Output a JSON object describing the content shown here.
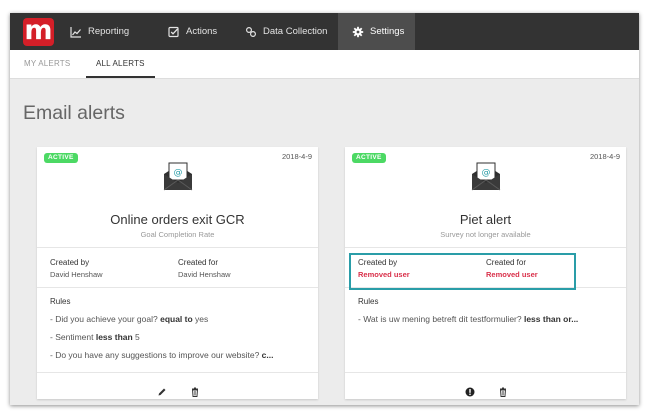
{
  "nav": {
    "logo": "m",
    "items": [
      {
        "label": "Reporting",
        "icon": "chart-line-icon"
      },
      {
        "label": "Actions",
        "icon": "check-square-icon"
      },
      {
        "label": "Data Collection",
        "icon": "link-icon"
      },
      {
        "label": "Settings",
        "icon": "gear-icon",
        "active": true
      }
    ]
  },
  "subnav": {
    "tabs": [
      {
        "label": "MY ALERTS",
        "active": false
      },
      {
        "label": "ALL ALERTS",
        "active": true
      }
    ]
  },
  "page": {
    "title": "Email alerts"
  },
  "cards": [
    {
      "status": "ACTIVE",
      "date": "2018-4-9",
      "title": "Online orders exit GCR",
      "subtitle": "Goal Completion Rate",
      "created_by_label": "Created by",
      "created_by": "David Henshaw",
      "created_for_label": "Created for",
      "created_for": "David Henshaw",
      "rules_label": "Rules",
      "rules": [
        {
          "prefix": "- Did you achieve your goal? ",
          "op": "equal to",
          "suffix": " yes"
        },
        {
          "prefix": "- Sentiment ",
          "op": "less than",
          "suffix": " 5"
        },
        {
          "prefix": "- Do you have any suggestions to improve our website? ",
          "op": "c...",
          "suffix": ""
        }
      ],
      "actions": [
        "pencil-icon",
        "trash-icon"
      ]
    },
    {
      "status": "ACTIVE",
      "date": "2018-4-9",
      "title": "Piet alert",
      "subtitle": "Survey not longer available",
      "created_by_label": "Created by",
      "created_by": "Removed user",
      "created_for_label": "Created for",
      "created_for": "Removed user",
      "rules_label": "Rules",
      "rules": [
        {
          "prefix": "- Wat is uw mening betreft dit testformulier? ",
          "op": "less than or...",
          "suffix": ""
        }
      ],
      "actions": [
        "exclamation-circle-icon",
        "trash-icon"
      ]
    }
  ],
  "colors": {
    "brand": "#d41f28",
    "nav_bg": "#333333",
    "badge": "#4cd964",
    "removed_user": "#d9304a",
    "highlight": "#2a9da8"
  }
}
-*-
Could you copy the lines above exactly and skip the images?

Output a JSON object describing the content shown here.
{
  "nav": {
    "logo": "m",
    "items": [
      {
        "label": "Reporting",
        "icon": "chart-line-icon"
      },
      {
        "label": "Actions",
        "icon": "check-square-icon"
      },
      {
        "label": "Data Collection",
        "icon": "link-icon"
      },
      {
        "label": "Settings",
        "icon": "gear-icon",
        "active": true
      }
    ]
  },
  "subnav": {
    "tabs": [
      {
        "label": "MY ALERTS",
        "active": false
      },
      {
        "label": "ALL ALERTS",
        "active": true
      }
    ]
  },
  "page": {
    "title": "Email alerts"
  },
  "cards": [
    {
      "status": "ACTIVE",
      "date": "2018-4-9",
      "title": "Online orders exit GCR",
      "subtitle": "Goal Completion Rate",
      "created_by_label": "Created by",
      "created_by": "David Henshaw",
      "created_for_label": "Created for",
      "created_for": "David Henshaw",
      "rules_label": "Rules",
      "rules": [
        {
          "prefix": "- Did you achieve your goal? ",
          "op": "equal to",
          "suffix": " yes"
        },
        {
          "prefix": "- Sentiment ",
          "op": "less than",
          "suffix": " 5"
        },
        {
          "prefix": "- Do you have any suggestions to improve our website? ",
          "op": "c...",
          "suffix": ""
        }
      ],
      "actions": [
        "pencil-icon",
        "trash-icon"
      ]
    },
    {
      "status": "ACTIVE",
      "date": "2018-4-9",
      "title": "Piet alert",
      "subtitle": "Survey not longer available",
      "created_by_label": "Created by",
      "created_by": "Removed user",
      "created_for_label": "Created for",
      "created_for": "Removed user",
      "rules_label": "Rules",
      "rules": [
        {
          "prefix": "- Wat is uw mening betreft dit testformulier? ",
          "op": "less than or...",
          "suffix": ""
        }
      ],
      "actions": [
        "exclamation-circle-icon",
        "trash-icon"
      ]
    }
  ],
  "colors": {
    "brand": "#d41f28",
    "nav_bg": "#333333",
    "badge": "#4cd964",
    "removed_user": "#d9304a",
    "highlight": "#2a9da8"
  }
}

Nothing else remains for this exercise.